Out of the records below, copy all lines in which the word "JSON" occurs.

*** Excerpted records ***

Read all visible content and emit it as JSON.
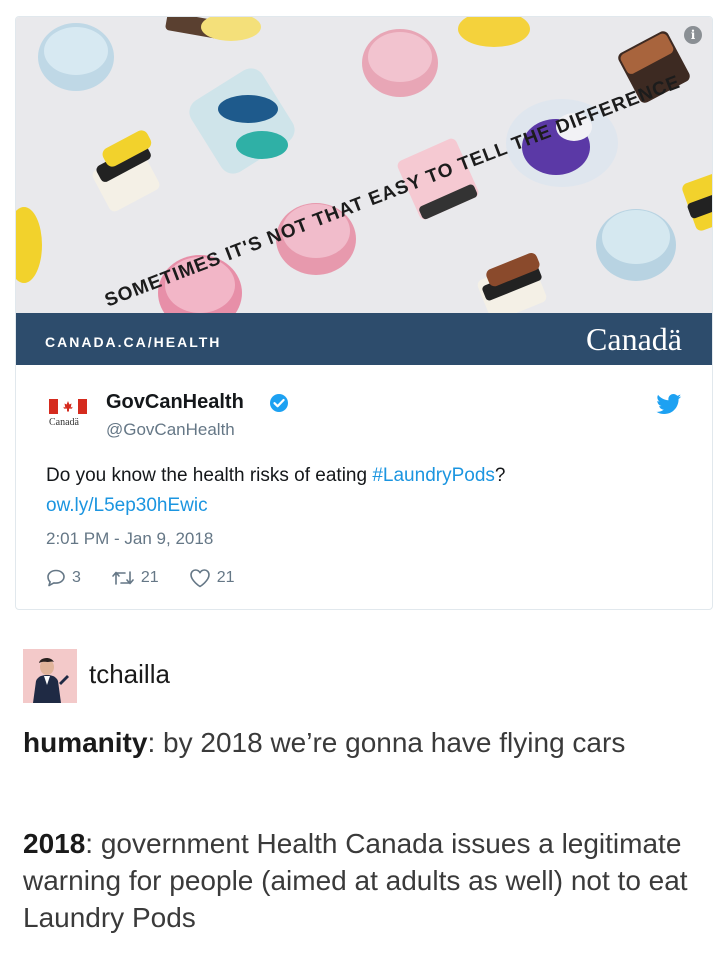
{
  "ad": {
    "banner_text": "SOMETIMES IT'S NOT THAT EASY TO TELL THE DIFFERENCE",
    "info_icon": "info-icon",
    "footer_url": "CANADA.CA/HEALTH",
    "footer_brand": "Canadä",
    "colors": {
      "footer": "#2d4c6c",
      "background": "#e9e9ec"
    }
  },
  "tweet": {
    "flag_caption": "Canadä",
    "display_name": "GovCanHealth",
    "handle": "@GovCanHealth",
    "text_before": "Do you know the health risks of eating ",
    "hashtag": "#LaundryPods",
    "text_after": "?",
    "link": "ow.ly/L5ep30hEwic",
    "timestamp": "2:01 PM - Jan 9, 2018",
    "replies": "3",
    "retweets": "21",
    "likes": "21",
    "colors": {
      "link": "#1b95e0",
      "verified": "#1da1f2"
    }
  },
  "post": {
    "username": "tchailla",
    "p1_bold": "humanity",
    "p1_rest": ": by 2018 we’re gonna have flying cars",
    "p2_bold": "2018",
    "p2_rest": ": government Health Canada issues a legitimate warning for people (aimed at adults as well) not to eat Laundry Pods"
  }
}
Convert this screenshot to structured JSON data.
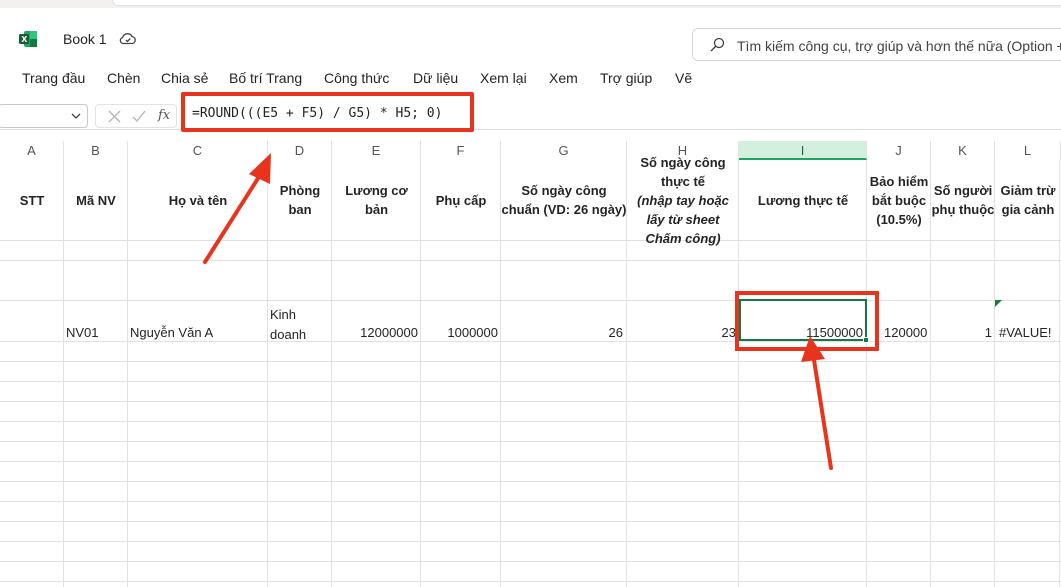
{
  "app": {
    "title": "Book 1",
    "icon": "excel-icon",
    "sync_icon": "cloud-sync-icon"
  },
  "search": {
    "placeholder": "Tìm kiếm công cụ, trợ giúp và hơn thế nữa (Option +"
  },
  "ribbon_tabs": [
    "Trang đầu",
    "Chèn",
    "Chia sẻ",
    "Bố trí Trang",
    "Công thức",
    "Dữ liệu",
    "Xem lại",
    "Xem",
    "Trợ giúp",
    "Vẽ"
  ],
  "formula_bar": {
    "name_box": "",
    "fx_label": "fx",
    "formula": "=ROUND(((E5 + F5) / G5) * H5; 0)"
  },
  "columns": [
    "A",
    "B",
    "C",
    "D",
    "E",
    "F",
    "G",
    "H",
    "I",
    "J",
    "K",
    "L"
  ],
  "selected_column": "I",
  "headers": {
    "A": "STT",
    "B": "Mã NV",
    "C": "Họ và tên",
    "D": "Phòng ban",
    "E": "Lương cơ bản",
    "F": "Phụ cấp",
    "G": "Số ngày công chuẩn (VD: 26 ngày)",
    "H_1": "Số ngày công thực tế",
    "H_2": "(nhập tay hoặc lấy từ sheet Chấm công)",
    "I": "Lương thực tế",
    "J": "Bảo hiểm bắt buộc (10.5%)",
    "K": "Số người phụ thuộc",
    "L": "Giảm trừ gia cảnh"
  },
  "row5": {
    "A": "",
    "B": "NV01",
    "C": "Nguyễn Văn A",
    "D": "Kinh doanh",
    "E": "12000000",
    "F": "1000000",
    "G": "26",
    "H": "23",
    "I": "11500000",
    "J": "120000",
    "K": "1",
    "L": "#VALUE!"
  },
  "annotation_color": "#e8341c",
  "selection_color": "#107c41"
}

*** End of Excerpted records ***

■ **Written solution**
Read all visible content and emit it as JSON.
Convert this screenshot to structured JSON data.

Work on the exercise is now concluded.